Federal-Aid Highway Act
The Federal-Aid Highway Act of 1972 requires FHWA to develop a noise standard for new federal-aid highway projects. The standard provides national criteria for all highway agencies but also gives state DOTs flexibility in managing highway traffic and construction noise. In addition to defining traffic noise impacts, the FHWA Noise Standard requires that noise abatement be considered when traffic noise levels that exceed a defined threshold are identified during noise analysis, planning and project design.
EPG provides technical expertise to evaluate noise impacts that may result from ADOT transportation projects. Specialized noise modeling is used for projects that increase traffic capacity or that have changes in the vertical and/or horizontal alignment of a roadway project.

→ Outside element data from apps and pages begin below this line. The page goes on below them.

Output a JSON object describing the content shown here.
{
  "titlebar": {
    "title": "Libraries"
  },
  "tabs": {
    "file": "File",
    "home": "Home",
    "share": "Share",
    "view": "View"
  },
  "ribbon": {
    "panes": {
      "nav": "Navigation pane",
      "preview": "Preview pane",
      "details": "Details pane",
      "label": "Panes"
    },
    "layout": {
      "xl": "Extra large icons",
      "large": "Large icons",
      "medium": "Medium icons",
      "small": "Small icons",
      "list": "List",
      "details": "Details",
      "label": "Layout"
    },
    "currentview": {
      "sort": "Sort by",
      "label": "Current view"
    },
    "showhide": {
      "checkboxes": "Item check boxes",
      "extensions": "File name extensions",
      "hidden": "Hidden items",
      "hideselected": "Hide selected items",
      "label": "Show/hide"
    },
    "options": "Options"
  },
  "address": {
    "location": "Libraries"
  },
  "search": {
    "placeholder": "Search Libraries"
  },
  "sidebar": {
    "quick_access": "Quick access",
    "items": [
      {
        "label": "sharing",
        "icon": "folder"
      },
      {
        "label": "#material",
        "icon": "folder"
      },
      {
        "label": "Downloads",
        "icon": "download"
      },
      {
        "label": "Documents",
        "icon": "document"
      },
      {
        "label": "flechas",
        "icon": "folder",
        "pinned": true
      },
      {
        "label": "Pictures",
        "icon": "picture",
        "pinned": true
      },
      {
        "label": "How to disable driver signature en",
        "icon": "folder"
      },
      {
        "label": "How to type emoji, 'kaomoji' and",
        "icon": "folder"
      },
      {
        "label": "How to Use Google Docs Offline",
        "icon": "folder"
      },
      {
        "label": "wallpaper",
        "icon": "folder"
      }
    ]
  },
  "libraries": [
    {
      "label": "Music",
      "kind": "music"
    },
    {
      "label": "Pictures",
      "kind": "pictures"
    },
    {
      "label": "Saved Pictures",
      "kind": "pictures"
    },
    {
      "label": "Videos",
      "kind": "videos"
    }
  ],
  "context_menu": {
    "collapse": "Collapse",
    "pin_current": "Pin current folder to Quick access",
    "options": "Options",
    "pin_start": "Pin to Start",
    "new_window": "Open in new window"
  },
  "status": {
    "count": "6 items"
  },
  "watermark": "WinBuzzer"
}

FHWA regulations for noise evaluation are detailed in Title 23 CFR 772, Procedures for Abatement of Highway Traffic Noise and Construction Noise. The main objectives of 23 CFR 772 are "to provide procedures for noise studies and noise abatement measures, to help protect the public health and welfare, to supply noise abatement criteria, and to establish requirements for information to be given to local officials for use in the planning and design of highways approved pursuant to Title 23, United States Code (U.S.C.)." The regulations require the consideration of noise abatement mitigation when traffic noise impacts that exceed a defined threshold are identified.
The FHWA regulations require the following during the planning and design of a highway project:
- Identification of traffic noise impacts and examination of potential mitigation measures
- Incorporation of reasonable (resident/owner preferences, noise reduction goals, cost effectiveness) and feasible (engineering and acoustic) noise mitigation measures into the highway project
- Coordination with local officials to provide helpful information on compatible land use planning and control
In addition, ADOT establishes the following goals when considering noise abatement:
- Reduction of noise levels to 64 decibels or less
- Effective aesthetic and architectural integration into the community
- Public involvement
- Careful attention to neighborhood issues like fire access, security, visibility, and drainage
- Careful attention to driver safety, including line of sight and emergency vehicle access
If traffic noise impacts are expected and sensitive receivers are present, the effects must be disclosed under the requirements of NEPA. According to FHWA noise abatement criteria, noise abatement measures must be evaluated and considered. EPG's noise specialists evaluate ADOT projects to ensure that all projects and operations comply with federal, state, and local noise abatement policies and regulations. Analysis of abatement measures includes right-of-way acquisition to provide a buffer zone, changes to horizontal and vertical alignment, insulation of some facilities if exterior noise abatement is not feasible, traffic management measures, and noise barriers. Preliminary noise barrier design includes considerations such as heights, lengths, and location. The noise abatement decision and the noise mitigation measures are incorporated into the environmental documentation.
The following flowchart demonstrates the process that is followed during noise modeling and documentation of the results:
Facts about Noise
Common Indoor and Outdoor Noise Levels